Mitch Reitman 
817 698 9999 X 101
Reitman Consulting Group
Fort Worth, TX
          Thanks to Richard and Mitch for their perspectives, comments and suggestions. 
          UL certification, whatever its value [and I leave that up to the alarm professionals and experts] is something itemized in the Commercial All in One.  I think the issue is that most subscribers don’t want to pay for the service. That of course doesn’t excuse proper and professional installations.  However, I suspect that a good share of the false alarms is the result of user error rather than actual equipment failure, so UL certification won’t help.
          Having central station operators working from home so that they will be available in the event of a facility disaster seems like a pretty weak reason to me.  Homes can be compromised a lot quicker and lot more ways than a central station facility.  An area wide disaster is also more likely to disrupt homes more than the central station facility and even more likely to affect communication lines between homes and the central station.  Since the central station needs to be manned at all times a natural disaster that prevents workers from coming to work would likely prevent workers from leaving the central station and going home. 
          A great deal of money goes into building a central station; leaving it empty doesn’t make a lot of sense to me. 
          As far as redundancy I thought that UL required a back-up facility.  Operators working from home are not a back-up facility.
          Operator credentials are something that also needs to be considered.  Central stations require alarm licenses and employees may need their own license, registration or certification, depending on the jurisdiction.  Central stations are affected not only in the jurisdiction it is located but in all the jurisdictions that require a license for monitoring alarms.  Whether any of the jurisdictions address how operators are to be credentialed and supervised would need to be researched before comfortably adopting the work from home policy.
          There are a lot of issues that need to be considered, including but not limited to, liability concerns, taxes, insurance and licensing.  Difficulty finding operators or trimming the operator expense may end up being the least of your concerns.

STANDARD FORMS  Alarm /  Security / Fire and related Agreements
 click here:

CONCIERGE LAWYER SERVICE PROGRAM FOR THE ALARM INDUSTRY You can check out the program and sign up here: or contact our Program Coordinator Stacy Spector, Esq at 516 747 6700 x 304.
ALARM ARTICLES:  You can always read our Articles on our website at  updated daily             
THE ALARM EXCHANGE - the alarm industries leading classified and business exchange - updated daily
Wondering how much your alarm company is worth?  
Click here:
Getting on our Email List / Email Articles archived: 
    Many of you are forwarding these emails to friends or asking that others be added to the list.  Sign up for our daily newsletter here: Sign Up.  You can read articles and order alarm contracts on our web site
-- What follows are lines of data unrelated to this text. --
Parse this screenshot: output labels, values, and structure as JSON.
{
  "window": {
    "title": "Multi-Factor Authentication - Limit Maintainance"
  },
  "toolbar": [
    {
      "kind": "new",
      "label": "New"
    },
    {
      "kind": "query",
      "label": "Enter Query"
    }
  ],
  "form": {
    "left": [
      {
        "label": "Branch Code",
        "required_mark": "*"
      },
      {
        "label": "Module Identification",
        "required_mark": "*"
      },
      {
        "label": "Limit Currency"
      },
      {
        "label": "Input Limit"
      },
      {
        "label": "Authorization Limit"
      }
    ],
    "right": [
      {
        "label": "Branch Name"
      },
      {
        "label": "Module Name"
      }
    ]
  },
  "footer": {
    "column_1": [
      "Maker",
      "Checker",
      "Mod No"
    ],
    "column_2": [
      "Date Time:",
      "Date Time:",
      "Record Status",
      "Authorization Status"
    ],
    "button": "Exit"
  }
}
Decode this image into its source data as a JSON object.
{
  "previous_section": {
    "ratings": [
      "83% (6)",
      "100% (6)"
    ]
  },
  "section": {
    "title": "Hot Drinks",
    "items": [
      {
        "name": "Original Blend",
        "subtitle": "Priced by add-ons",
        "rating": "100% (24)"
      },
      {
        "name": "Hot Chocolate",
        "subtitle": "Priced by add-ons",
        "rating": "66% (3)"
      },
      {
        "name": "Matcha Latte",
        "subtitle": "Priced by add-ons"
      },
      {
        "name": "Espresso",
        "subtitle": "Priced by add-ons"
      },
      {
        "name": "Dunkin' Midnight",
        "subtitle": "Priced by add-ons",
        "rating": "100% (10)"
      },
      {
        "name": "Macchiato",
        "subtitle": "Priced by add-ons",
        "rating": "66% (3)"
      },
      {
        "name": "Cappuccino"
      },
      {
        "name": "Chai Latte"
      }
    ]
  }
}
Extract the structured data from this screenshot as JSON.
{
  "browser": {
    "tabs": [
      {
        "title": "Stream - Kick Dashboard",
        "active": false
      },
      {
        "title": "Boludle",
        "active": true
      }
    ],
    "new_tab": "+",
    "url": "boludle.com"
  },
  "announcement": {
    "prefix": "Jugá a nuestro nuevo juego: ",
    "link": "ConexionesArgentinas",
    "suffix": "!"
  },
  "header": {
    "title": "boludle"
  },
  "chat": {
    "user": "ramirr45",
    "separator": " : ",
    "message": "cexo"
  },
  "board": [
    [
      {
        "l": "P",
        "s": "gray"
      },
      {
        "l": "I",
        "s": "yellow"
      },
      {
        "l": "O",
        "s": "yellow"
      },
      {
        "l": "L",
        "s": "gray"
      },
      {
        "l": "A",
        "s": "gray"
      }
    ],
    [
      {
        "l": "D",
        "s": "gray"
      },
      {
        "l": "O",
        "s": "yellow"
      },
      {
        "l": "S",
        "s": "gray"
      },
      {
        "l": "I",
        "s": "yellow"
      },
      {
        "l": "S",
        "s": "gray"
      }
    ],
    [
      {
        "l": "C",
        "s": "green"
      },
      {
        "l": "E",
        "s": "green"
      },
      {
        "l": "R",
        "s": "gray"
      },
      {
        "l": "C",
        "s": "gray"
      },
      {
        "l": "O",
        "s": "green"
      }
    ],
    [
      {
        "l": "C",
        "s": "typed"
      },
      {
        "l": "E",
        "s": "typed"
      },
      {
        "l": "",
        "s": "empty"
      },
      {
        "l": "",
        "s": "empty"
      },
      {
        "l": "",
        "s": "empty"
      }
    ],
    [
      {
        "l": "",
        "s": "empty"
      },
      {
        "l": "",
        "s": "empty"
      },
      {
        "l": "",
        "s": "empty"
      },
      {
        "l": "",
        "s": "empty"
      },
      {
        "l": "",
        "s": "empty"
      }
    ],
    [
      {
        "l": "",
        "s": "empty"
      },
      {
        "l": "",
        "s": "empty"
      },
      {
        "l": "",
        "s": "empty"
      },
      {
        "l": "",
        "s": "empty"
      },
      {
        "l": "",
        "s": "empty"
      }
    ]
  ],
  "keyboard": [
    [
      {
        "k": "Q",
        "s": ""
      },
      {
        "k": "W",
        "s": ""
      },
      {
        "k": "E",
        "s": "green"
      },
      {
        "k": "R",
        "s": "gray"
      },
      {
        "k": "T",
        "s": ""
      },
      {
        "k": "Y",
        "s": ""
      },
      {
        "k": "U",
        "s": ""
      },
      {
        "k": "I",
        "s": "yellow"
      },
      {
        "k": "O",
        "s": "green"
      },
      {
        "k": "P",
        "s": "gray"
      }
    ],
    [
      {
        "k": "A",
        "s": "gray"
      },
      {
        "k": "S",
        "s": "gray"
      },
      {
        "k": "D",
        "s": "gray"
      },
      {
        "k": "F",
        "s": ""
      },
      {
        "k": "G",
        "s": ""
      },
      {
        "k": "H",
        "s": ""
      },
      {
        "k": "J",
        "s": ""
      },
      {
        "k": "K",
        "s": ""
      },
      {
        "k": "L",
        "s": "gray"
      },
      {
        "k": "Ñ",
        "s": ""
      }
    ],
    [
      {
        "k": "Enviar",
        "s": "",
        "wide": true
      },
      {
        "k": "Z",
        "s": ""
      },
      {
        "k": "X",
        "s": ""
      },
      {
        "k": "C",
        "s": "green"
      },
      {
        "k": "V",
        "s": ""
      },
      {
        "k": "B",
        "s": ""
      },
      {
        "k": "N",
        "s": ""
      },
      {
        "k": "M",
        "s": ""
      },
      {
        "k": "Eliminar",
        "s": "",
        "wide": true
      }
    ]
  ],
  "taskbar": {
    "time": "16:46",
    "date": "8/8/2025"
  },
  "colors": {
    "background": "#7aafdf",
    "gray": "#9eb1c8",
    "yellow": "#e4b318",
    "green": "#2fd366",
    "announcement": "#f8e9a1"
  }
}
Ken Kirschenbaum,Esq
Kirschenbaum & Kirschenbaum PC
Attorneys at Law
200 Garden City Plaza
Garden City, NY 11530
516 747 6700 x 301